##### Exercise materials

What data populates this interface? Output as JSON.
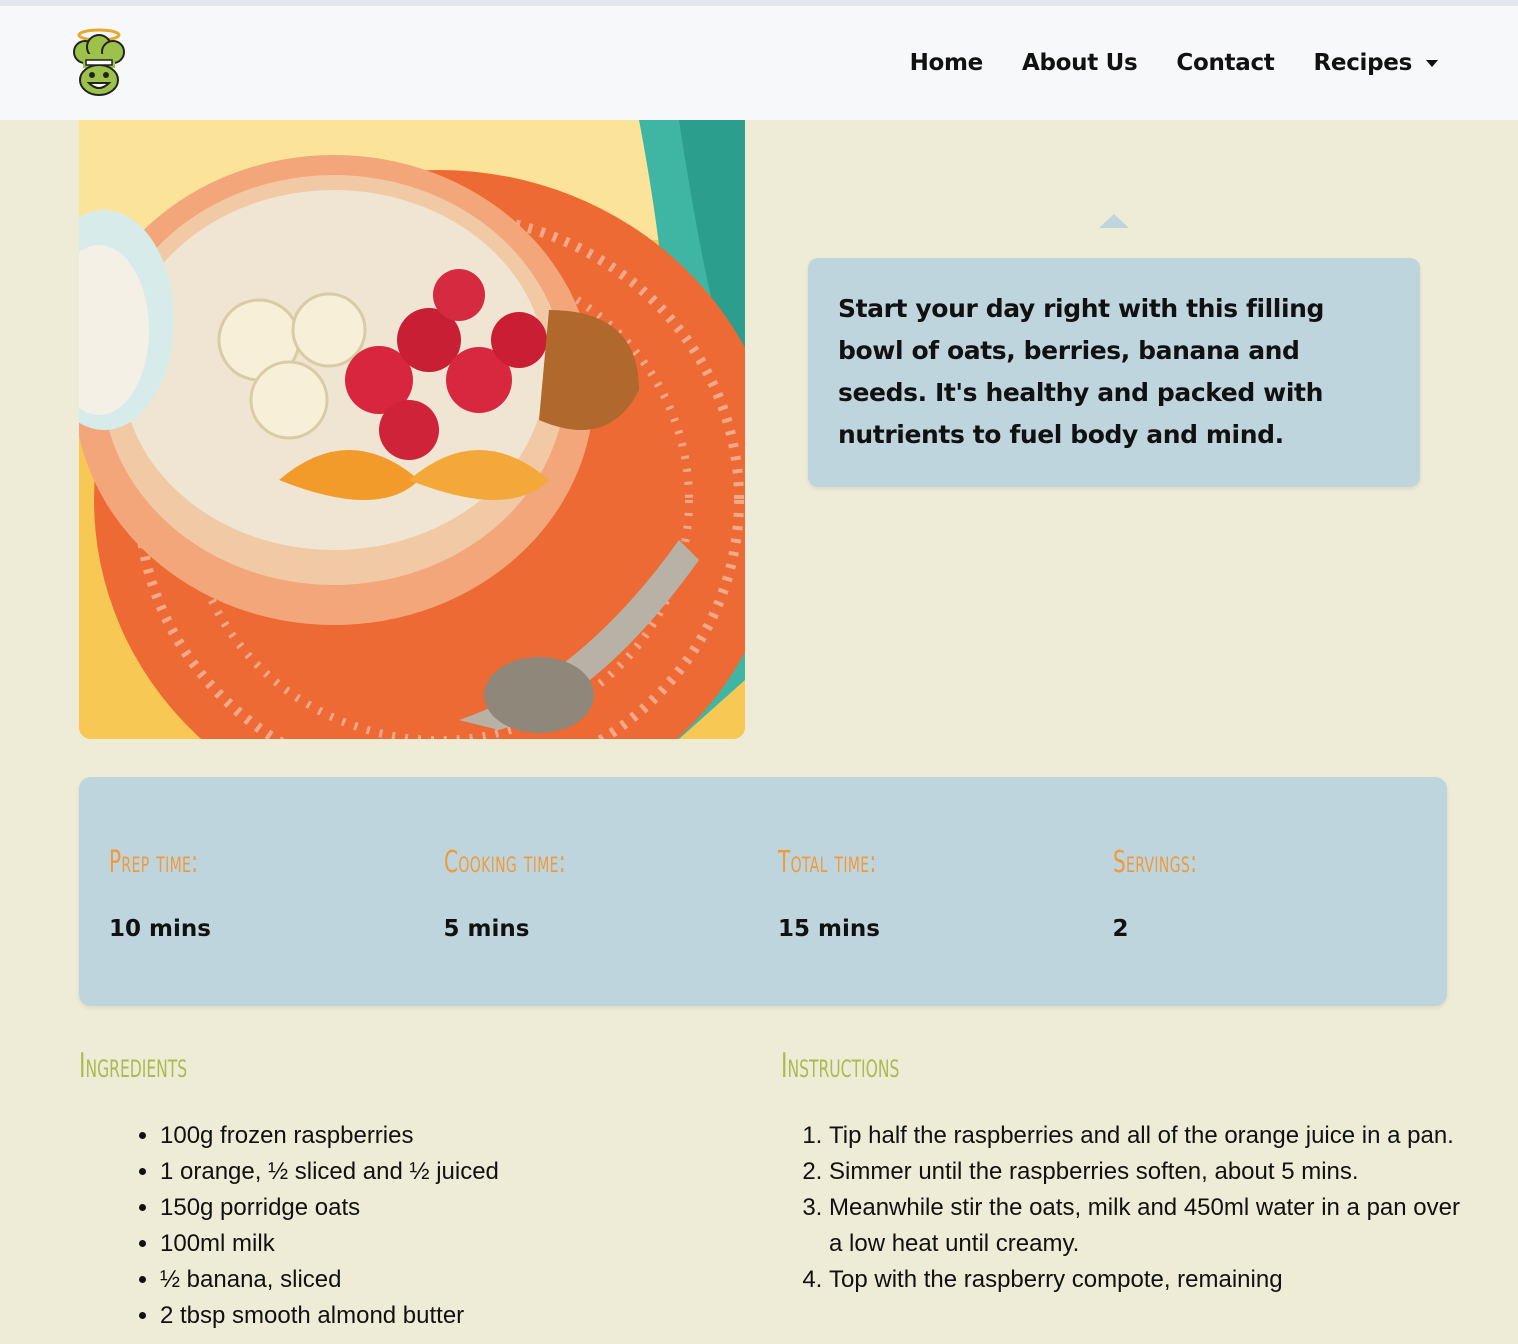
{
  "nav": {
    "logo_alt": "chef mascot logo",
    "links": [
      "Home",
      "About Us",
      "Contact",
      "Recipes"
    ]
  },
  "hero": {
    "image_alt": "bowl of porridge with raspberries, banana, orange and seeds",
    "description": "Start your day right with this filling bowl of oats, berries, banana and seeds. It's healthy and packed with nutrients to fuel body and mind."
  },
  "info": [
    {
      "label": "Prep time:",
      "value": "10 mins"
    },
    {
      "label": "Cooking time:",
      "value": "5 mins"
    },
    {
      "label": "Total time:",
      "value": "15 mins"
    },
    {
      "label": "Servings:",
      "value": "2"
    }
  ],
  "ingredients": {
    "heading": "Ingredients",
    "items": [
      "100g frozen raspberries",
      "1 orange, ½ sliced and ½ juiced",
      "150g porridge oats",
      "100ml milk",
      "½ banana, sliced",
      "2 tbsp smooth almond butter"
    ]
  },
  "instructions": {
    "heading": "Instructions",
    "steps": [
      "Tip half the raspberries and all of the orange juice in a pan.",
      "Simmer until the raspberries soften, about 5 mins.",
      "Meanwhile stir the oats, milk and 450ml water in a pan over a low heat until creamy.",
      "Top with the raspberry compote, remaining"
    ]
  },
  "colors": {
    "background": "#eeecd6",
    "navbar": "#f7f8fa",
    "panel": "#bfd5de",
    "info_label": "#f09a3a",
    "section_heading": "#a9bb52"
  }
}
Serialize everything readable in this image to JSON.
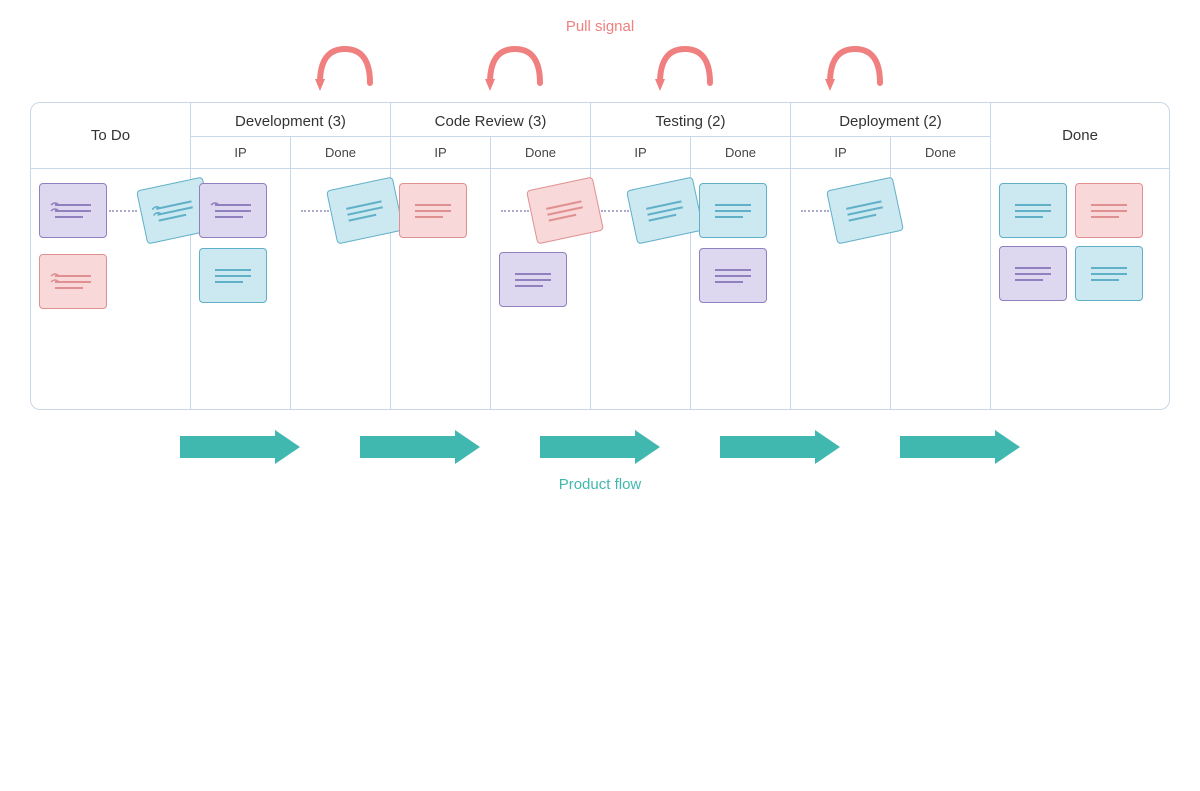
{
  "pull_signal": {
    "label": "Pull signal",
    "color": "#f08080",
    "arrows": [
      1,
      2,
      3,
      4
    ]
  },
  "product_flow": {
    "label": "Product flow",
    "color": "#40b8b0",
    "arrows": [
      1,
      2,
      3,
      4,
      5
    ]
  },
  "columns": [
    {
      "id": "todo",
      "label": "To Do",
      "type": "single"
    },
    {
      "id": "dev",
      "label": "Development (3)",
      "type": "multi",
      "subs": [
        "IP",
        "Done"
      ]
    },
    {
      "id": "cr",
      "label": "Code Review (3)",
      "type": "multi",
      "subs": [
        "IP",
        "Done"
      ]
    },
    {
      "id": "test",
      "label": "Testing (2)",
      "type": "multi",
      "subs": [
        "IP",
        "Done"
      ]
    },
    {
      "id": "deploy",
      "label": "Deployment (2)",
      "type": "multi",
      "subs": [
        "IP",
        "Done"
      ]
    },
    {
      "id": "done",
      "label": "Done",
      "type": "single"
    }
  ]
}
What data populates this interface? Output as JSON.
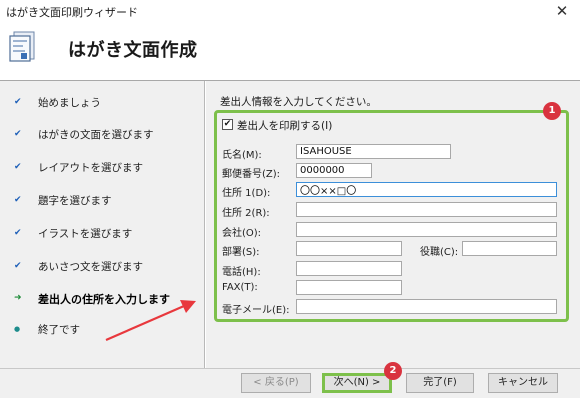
{
  "window": {
    "title": "はがき文面印刷ウィザード",
    "close_glyph": "✕"
  },
  "header": {
    "title": "はがき文面作成",
    "icon": "postcard-document-icon"
  },
  "steps": [
    {
      "label": "始めましょう",
      "status": "done"
    },
    {
      "label": "はがきの文面を選びます",
      "status": "done"
    },
    {
      "label": "レイアウトを選びます",
      "status": "done"
    },
    {
      "label": "題字を選びます",
      "status": "done"
    },
    {
      "label": "イラストを選びます",
      "status": "done"
    },
    {
      "label": "あいさつ文を選びます",
      "status": "done"
    },
    {
      "label": "差出人の住所を入力します",
      "status": "current"
    },
    {
      "label": "終了です",
      "status": "future"
    }
  ],
  "step_marks": {
    "done": "✔",
    "current": "➜",
    "future": "●"
  },
  "form": {
    "instruction": "差出人情報を入力してください。",
    "print_sender": {
      "label": "差出人を印刷する(I)",
      "checked": true,
      "check_glyph": "✔"
    },
    "fields": {
      "name": {
        "label": "氏名(M):",
        "value": "ISAHOUSE"
      },
      "postal": {
        "label": "郵便番号(Z):",
        "value": "0000000"
      },
      "address1": {
        "label": "住所 1(D):",
        "value": "〇〇××□〇"
      },
      "address2": {
        "label": "住所 2(R):",
        "value": ""
      },
      "company": {
        "label": "会社(O):",
        "value": ""
      },
      "department": {
        "label": "部署(S):",
        "value": ""
      },
      "position": {
        "label": "役職(C):",
        "value": ""
      },
      "phone": {
        "label": "電話(H):",
        "value": ""
      },
      "fax": {
        "label": "FAX(T):",
        "value": ""
      },
      "email": {
        "label": "電子メール(E):",
        "value": ""
      }
    }
  },
  "annotations": {
    "badge1": "1",
    "badge2": "2",
    "highlight_color": "#7dc04b",
    "arrow_color": "#e8383d",
    "badge_color": "#d9333f"
  },
  "footer": {
    "back": "< 戻る(P)",
    "next": "次へ(N) >",
    "finish": "完了(F)",
    "cancel": "キャンセル"
  }
}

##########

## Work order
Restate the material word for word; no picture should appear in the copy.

## Expected answer
What data populates this interface? Output as JSON.
{
  "nav": {
    "logo_alt": "chef mascot logo",
    "links": [
      "Home",
      "About Us",
      "Contact",
      "Recipes"
    ]
  },
  "hero": {
    "image_alt": "bowl of porridge with raspberries, banana, orange and seeds",
    "description": "Start your day right with this filling bowl of oats, berries, banana and seeds. It's healthy and packed with nutrients to fuel body and mind."
  },
  "info": [
    {
      "label": "Prep time:",
      "value": "10 mins"
    },
    {
      "label": "Cooking time:",
      "value": "5 mins"
    },
    {
      "label": "Total time:",
      "value": "15 mins"
    },
    {
      "label": "Servings:",
      "value": "2"
    }
  ],
  "ingredients": {
    "heading": "Ingredients",
    "items": [
      "100g frozen raspberries",
      "1 orange, ½ sliced and ½ juiced",
      "150g porridge oats",
      "100ml milk",
      "½ banana, sliced",
      "2 tbsp smooth almond butter"
    ]
  },
  "instructions": {
    "heading": "Instructions",
    "steps": [
      "Tip half the raspberries and all of the orange juice in a pan.",
      "Simmer until the raspberries soften, about 5 mins.",
      "Meanwhile stir the oats, milk and 450ml water in a pan over a low heat until creamy.",
      "Top with the raspberry compote, remaining"
    ]
  },
  "colors": {
    "background": "#eeecd6",
    "navbar": "#f7f8fa",
    "panel": "#bfd5de",
    "info_label": "#f09a3a",
    "section_heading": "#a9bb52"
  }
}
Serialize everything readable in this image to JSON.
{
  "pull_signal": {
    "label": "Pull signal",
    "color": "#f08080",
    "arrows": [
      1,
      2,
      3,
      4
    ]
  },
  "product_flow": {
    "label": "Product flow",
    "color": "#40b8b0",
    "arrows": [
      1,
      2,
      3,
      4,
      5
    ]
  },
  "columns": [
    {
      "id": "todo",
      "label": "To Do",
      "type": "single"
    },
    {
      "id": "dev",
      "label": "Development (3)",
      "type": "multi",
      "subs": [
        "IP",
        "Done"
      ]
    },
    {
      "id": "cr",
      "label": "Code Review (3)",
      "type": "multi",
      "subs": [
        "IP",
        "Done"
      ]
    },
    {
      "id": "test",
      "label": "Testing (2)",
      "type": "multi",
      "subs": [
        "IP",
        "Done"
      ]
    },
    {
      "id": "deploy",
      "label": "Deployment (2)",
      "type": "multi",
      "subs": [
        "IP",
        "Done"
      ]
    },
    {
      "id": "done",
      "label": "Done",
      "type": "single"
    }
  ]
}
What data populates this interface? Output as JSON.
{
  "window": {
    "title": "はがき文面印刷ウィザード",
    "close_glyph": "✕"
  },
  "header": {
    "title": "はがき文面作成",
    "icon": "postcard-document-icon"
  },
  "steps": [
    {
      "label": "始めましょう",
      "status": "done"
    },
    {
      "label": "はがきの文面を選びます",
      "status": "done"
    },
    {
      "label": "レイアウトを選びます",
      "status": "done"
    },
    {
      "label": "題字を選びます",
      "status": "done"
    },
    {
      "label": "イラストを選びます",
      "status": "done"
    },
    {
      "label": "あいさつ文を選びます",
      "status": "done"
    },
    {
      "label": "差出人の住所を入力します",
      "status": "current"
    },
    {
      "label": "終了です",
      "status": "future"
    }
  ],
  "step_marks": {
    "done": "✔",
    "current": "➜",
    "future": "●"
  },
  "form": {
    "instruction": "差出人情報を入力してください。",
    "print_sender": {
      "label": "差出人を印刷する(I)",
      "checked": true,
      "check_glyph": "✔"
    },
    "fields": {
      "name": {
        "label": "氏名(M):",
        "value": "ISAHOUSE"
      },
      "postal": {
        "label": "郵便番号(Z):",
        "value": "0000000"
      },
      "address1": {
        "label": "住所 1(D):",
        "value": "〇〇××□〇"
      },
      "address2": {
        "label": "住所 2(R):",
        "value": ""
      },
      "company": {
        "label": "会社(O):",
        "value": ""
      },
      "department": {
        "label": "部署(S):",
        "value": ""
      },
      "position": {
        "label": "役職(C):",
        "value": ""
      },
      "phone": {
        "label": "電話(H):",
        "value": ""
      },
      "fax": {
        "label": "FAX(T):",
        "value": ""
      },
      "email": {
        "label": "電子メール(E):",
        "value": ""
      }
    }
  },
  "annotations": {
    "badge1": "1",
    "badge2": "2",
    "highlight_color": "#7dc04b",
    "arrow_color": "#e8383d",
    "badge_color": "#d9333f"
  },
  "footer": {
    "back": "< 戻る(P)",
    "next": "次へ(N) >",
    "finish": "完了(F)",
    "cancel": "キャンセル"
  }
}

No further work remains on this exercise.